About Jack S. Baker

A picture of Jack S. Baker

Jack S. Baker is a specialist in quantum and classical computational physics, condensed matter theory, and machine learning. He earned his Master’s in Physics & Nanotechnology from the University of Leicester and went on to complete his Ph.D. in Computational Physics at University College London & the London Centre for Nanotechnology under the supervision of Prof. David R. Bowler. He is presently a Quantum Scientist at Xanadu. His previous employments include: McLaren Formula 1 where he worked on machine learning applied to biotechnologies, Diamond Light Source where he worked on nanoscale measurement techniques and Agnostiq where he developed machine learning and optimization algorithms suitable for noisy intermediate-scale quantum computers. His present research involves the development of early fault tolerant quantum algorithms for quantum chemistry and large-scale quantum mechanical simulations of condensed matter systems with a focus on ferroelectric, antiferroelectric and battery materials.

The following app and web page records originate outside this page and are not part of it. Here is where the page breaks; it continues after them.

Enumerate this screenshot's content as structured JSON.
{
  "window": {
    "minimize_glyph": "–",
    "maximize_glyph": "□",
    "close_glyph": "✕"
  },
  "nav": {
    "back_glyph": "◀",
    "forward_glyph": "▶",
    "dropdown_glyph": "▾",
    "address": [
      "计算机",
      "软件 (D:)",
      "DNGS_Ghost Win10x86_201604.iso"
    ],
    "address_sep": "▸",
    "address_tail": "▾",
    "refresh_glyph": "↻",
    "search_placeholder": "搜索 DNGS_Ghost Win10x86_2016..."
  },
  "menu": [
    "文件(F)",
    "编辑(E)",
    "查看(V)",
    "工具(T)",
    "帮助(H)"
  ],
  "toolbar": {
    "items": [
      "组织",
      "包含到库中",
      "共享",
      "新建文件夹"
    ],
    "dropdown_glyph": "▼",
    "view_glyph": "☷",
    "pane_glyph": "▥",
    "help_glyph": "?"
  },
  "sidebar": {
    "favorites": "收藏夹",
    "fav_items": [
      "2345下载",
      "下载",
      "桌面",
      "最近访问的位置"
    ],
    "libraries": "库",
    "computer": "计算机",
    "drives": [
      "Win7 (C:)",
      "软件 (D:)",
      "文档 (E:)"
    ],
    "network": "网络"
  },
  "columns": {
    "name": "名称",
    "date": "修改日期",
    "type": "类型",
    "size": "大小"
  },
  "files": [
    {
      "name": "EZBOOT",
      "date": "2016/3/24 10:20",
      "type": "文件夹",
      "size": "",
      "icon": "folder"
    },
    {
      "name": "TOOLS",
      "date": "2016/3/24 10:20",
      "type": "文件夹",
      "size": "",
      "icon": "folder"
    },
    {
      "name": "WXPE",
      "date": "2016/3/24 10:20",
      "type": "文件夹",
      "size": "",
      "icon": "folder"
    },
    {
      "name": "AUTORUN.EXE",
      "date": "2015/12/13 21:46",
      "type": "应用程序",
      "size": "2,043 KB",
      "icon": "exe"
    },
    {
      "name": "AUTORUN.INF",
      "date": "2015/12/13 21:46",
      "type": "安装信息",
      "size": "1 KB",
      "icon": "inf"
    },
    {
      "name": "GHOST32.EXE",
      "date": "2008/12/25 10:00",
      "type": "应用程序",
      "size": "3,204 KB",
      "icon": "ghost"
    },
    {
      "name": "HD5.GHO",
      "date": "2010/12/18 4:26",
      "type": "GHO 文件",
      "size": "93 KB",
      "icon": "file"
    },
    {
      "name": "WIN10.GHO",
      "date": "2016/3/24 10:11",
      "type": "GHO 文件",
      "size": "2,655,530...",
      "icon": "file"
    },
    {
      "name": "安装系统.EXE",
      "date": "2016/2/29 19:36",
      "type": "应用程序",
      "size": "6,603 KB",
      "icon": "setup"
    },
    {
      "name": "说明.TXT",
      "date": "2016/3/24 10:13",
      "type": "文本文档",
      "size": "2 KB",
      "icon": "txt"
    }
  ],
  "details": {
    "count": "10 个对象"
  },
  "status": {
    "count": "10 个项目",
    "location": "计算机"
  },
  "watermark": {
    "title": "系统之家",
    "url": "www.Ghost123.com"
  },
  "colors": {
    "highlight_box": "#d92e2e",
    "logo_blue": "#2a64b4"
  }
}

Find out more about Jack’s research interests on the dedicated page.

Open Source Projects

Jack contributes to and maintains several open source software projects including:

  1. Pennylane: A software framework for differentiable quantum programming, similar to TensorFlow and PyTorch for classical computation. It facilitates the training of variational quantum circuits and is particularly useful for quantum machine learning research. [Github]. See also the quantum machine learning tutorials and demos [Github].

  2. GradDFT: A JAX-based library enabling the differentiable design and experimentation of exchange-correlation functionals using machine learning techniques. The library provides significant functionality, including (but not limited to) training neural functionals with fully differentiable and just-in-time compilable self-consistent-field loops, direct optimization of the Kohn-Sham orbitals, and implementation of many of the known constraints of the exact functional. [Github].

  3. Covalent: A Pythonic workflow tool for computational scientists, artificial intelligence/machine learning software engineers, and anyone who needs to run experiments on limited or expensive computing resources including quantum computers, high performance computing clusters, graphical processing units and cloud services. [Github].

  4. CONQUEST: Concurrent O(N) QUantum Electronic STructure. A large-scale density functional theory code capable of simulating millions of atoms spread accross millions of physical cores on large supercomputers. [Github].

  5. ASE: Atomic Simulation Environment. A set of tools and Python modules for setting up, manipulating, running, visualizing and analyzing atomistic simulations. [Github] [Gitlab].